WORK TO BE COMPLETED:
From the line containing "Output a JSON" through the final line of the records, reproduce every line exactly.

DATA FOR THIS TASK:
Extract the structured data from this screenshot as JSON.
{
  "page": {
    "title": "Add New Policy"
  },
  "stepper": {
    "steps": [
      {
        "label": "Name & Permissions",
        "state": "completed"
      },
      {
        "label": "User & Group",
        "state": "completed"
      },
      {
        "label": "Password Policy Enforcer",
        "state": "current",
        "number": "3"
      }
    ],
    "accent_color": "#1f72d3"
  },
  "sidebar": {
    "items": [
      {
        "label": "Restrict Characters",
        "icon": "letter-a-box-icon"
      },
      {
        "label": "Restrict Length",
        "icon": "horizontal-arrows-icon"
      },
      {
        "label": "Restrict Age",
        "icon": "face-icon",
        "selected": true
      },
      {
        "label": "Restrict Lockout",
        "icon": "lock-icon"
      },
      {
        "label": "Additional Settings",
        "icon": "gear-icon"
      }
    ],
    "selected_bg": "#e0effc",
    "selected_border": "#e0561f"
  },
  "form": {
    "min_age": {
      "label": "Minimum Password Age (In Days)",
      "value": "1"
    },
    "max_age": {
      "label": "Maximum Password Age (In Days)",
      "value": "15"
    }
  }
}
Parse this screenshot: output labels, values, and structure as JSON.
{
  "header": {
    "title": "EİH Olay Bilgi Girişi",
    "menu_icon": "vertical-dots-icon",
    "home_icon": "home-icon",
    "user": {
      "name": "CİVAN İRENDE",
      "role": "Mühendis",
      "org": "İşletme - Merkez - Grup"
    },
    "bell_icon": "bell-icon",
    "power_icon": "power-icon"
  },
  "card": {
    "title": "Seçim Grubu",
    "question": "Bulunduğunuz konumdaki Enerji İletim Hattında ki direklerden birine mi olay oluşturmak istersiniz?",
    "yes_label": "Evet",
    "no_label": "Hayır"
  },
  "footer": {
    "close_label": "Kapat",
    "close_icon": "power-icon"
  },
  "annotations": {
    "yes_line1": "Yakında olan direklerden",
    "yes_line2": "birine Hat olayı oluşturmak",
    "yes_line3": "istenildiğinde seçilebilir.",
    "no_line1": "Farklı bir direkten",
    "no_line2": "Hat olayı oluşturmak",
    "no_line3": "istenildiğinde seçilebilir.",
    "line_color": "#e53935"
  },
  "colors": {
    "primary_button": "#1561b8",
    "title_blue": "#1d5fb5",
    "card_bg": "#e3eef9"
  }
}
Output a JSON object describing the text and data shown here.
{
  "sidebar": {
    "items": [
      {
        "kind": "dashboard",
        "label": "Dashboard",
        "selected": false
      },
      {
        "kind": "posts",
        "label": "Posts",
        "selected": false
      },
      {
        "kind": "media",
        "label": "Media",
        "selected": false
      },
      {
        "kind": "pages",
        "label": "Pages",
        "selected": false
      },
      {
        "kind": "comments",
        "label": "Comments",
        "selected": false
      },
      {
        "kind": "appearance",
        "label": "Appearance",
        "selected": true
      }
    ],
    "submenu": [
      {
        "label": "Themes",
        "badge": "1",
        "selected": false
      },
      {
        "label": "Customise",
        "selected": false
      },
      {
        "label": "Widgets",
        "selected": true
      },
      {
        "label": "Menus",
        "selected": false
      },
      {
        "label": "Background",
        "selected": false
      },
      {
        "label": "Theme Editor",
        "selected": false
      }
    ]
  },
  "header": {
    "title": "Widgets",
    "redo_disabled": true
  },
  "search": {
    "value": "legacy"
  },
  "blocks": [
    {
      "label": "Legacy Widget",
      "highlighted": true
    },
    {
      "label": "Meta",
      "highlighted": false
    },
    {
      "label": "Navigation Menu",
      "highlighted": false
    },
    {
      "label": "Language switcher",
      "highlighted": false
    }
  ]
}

RESPONSE TO THE EXERCISE:
Output a JSON object describing the text and data shown here.
{
  "sidebar": {
    "items": [
      {
        "kind": "dashboard",
        "label": "Dashboard",
        "selected": false
      },
      {
        "kind": "posts",
        "label": "Posts",
        "selected": false
      },
      {
        "kind": "media",
        "label": "Media",
        "selected": false
      },
      {
        "kind": "pages",
        "label": "Pages",
        "selected": false
      },
      {
        "kind": "comments",
        "label": "Comments",
        "selected": false
      },
      {
        "kind": "appearance",
        "label": "Appearance",
        "selected": true
      }
    ],
    "submenu": [
      {
        "label": "Themes",
        "badge": "1",
        "selected": false
      },
      {
        "label": "Customise",
        "selected": false
      },
      {
        "label": "Widgets",
        "selected": true
      },
      {
        "label": "Menus",
        "selected": false
      },
      {
        "label": "Background",
        "selected": false
      },
      {
        "label": "Theme Editor",
        "selected": false
      }
    ]
  },
  "header": {
    "title": "Widgets",
    "redo_disabled": true
  },
  "search": {
    "value": "legacy"
  },
  "blocks": [
    {
      "label": "Legacy Widget",
      "highlighted": true
    },
    {
      "label": "Meta",
      "highlighted": false
    },
    {
      "label": "Navigation Menu",
      "highlighted": false
    },
    {
      "label": "Language switcher",
      "highlighted": false
    }
  ]
}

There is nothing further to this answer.